App and web page records
********************
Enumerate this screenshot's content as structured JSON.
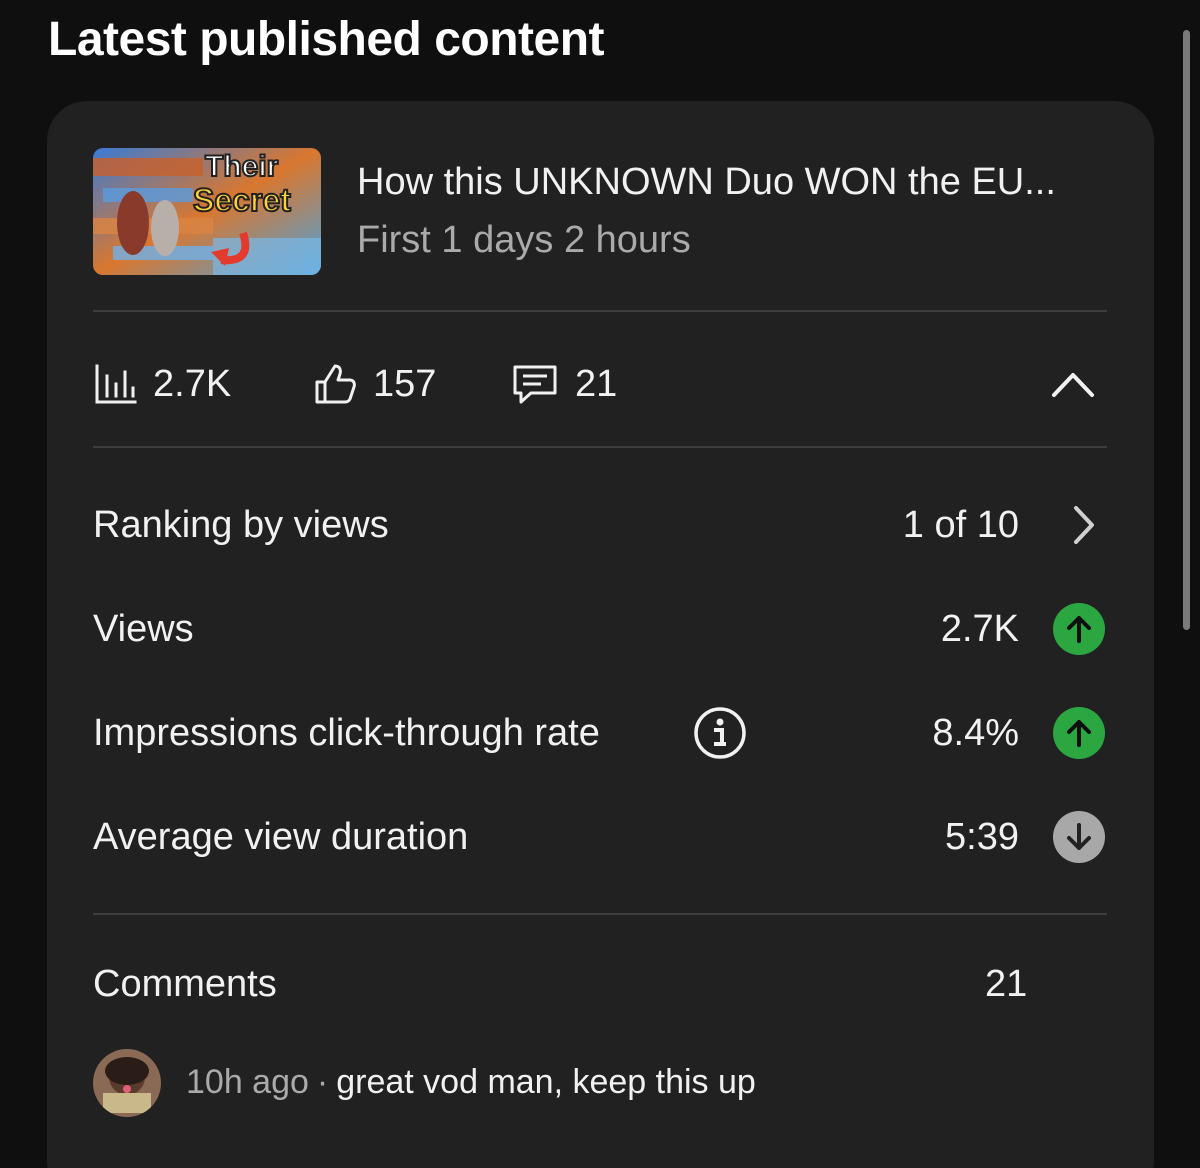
{
  "section": {
    "title": "Latest published content"
  },
  "video": {
    "thumbnail_text_line1": "Their",
    "thumbnail_text_line2": "Secret",
    "title": "How this UNKNOWN Duo WON the EU...",
    "meta": "First 1 days 2 hours"
  },
  "stats": {
    "views": "2.7K",
    "likes": "157",
    "comments": "21",
    "icons": [
      "bar-chart-icon",
      "thumbs-up-icon",
      "comment-icon",
      "chevron-up-icon"
    ]
  },
  "metrics": [
    {
      "label": "Ranking by views",
      "value": "1 of 10",
      "indicator": "chevron-right"
    },
    {
      "label": "Views",
      "value": "2.7K",
      "trend": "up"
    },
    {
      "label": "Impressions click-through rate",
      "value": "8.4%",
      "trend": "up",
      "has_info": true
    },
    {
      "label": "Average view duration",
      "value": "5:39",
      "trend": "down"
    }
  ],
  "comments": {
    "label": "Comments",
    "count": "21",
    "latest": {
      "time": "10h ago",
      "separator": "·",
      "text": "great vod man, keep this up"
    }
  },
  "colors": {
    "background": "#0f0f0f",
    "card": "#212121",
    "trend_up": "#2ba640",
    "trend_down": "#a8a8a8",
    "secondary_text": "#aaaaaa"
  }
}
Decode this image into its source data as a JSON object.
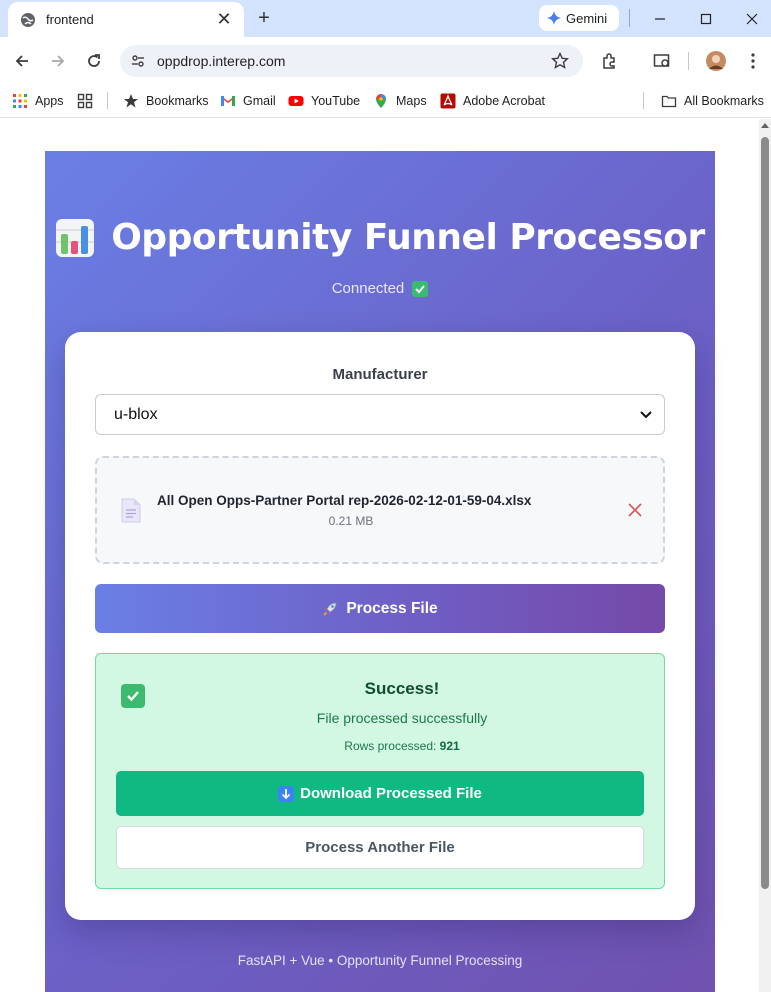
{
  "browser": {
    "tab_title": "frontend",
    "new_tab_symbol": "+",
    "close_tab_symbol": "✕",
    "gemini_label": "Gemini",
    "url": "oppdrop.interep.com"
  },
  "bookmarks": {
    "apps": "Apps",
    "bookmarks": "Bookmarks",
    "gmail": "Gmail",
    "youtube": "YouTube",
    "maps": "Maps",
    "acrobat": "Adobe Acrobat",
    "all_bookmarks": "All Bookmarks"
  },
  "app": {
    "title": "Opportunity Funnel Processor",
    "connection_status": "Connected",
    "manufacturer_label": "Manufacturer",
    "manufacturer_value": "u-blox",
    "file_name": "All Open Opps-Partner Portal rep-2026-02-12-01-59-04.xlsx",
    "file_size": "0.21 MB",
    "process_button": "Process File",
    "success_title": "Success!",
    "success_message": "File processed successfully",
    "rows_label": "Rows processed:",
    "rows_value": "921",
    "download_button": "Download Processed File",
    "another_button": "Process Another File",
    "footer": "FastAPI + Vue • Opportunity Funnel Processing"
  },
  "icons": {
    "title_icon": "bar-chart-icon",
    "connected_icon": "check-mark-button-icon",
    "process_icon": "rocket-icon",
    "download_icon": "down-arrow-icon",
    "remove_icon": "close-icon",
    "file_icon": "document-icon"
  },
  "colors": {
    "gradient_start": "#6a7fe5",
    "gradient_end": "#7051ae",
    "success_bg": "#d2f7e3",
    "success_border": "#6fdb9f",
    "download_green": "#10b981",
    "remove_red": "#e05252"
  }
}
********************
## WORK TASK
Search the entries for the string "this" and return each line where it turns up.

## RESPONSE TO THE TASK
Enumerate this screenshot's content as structured JSON.
    "title": "How this UNKNOWN Duo WON the EU...",
      "text": "great vod man, keep this up"
Decode this image into its source data as a JSON object.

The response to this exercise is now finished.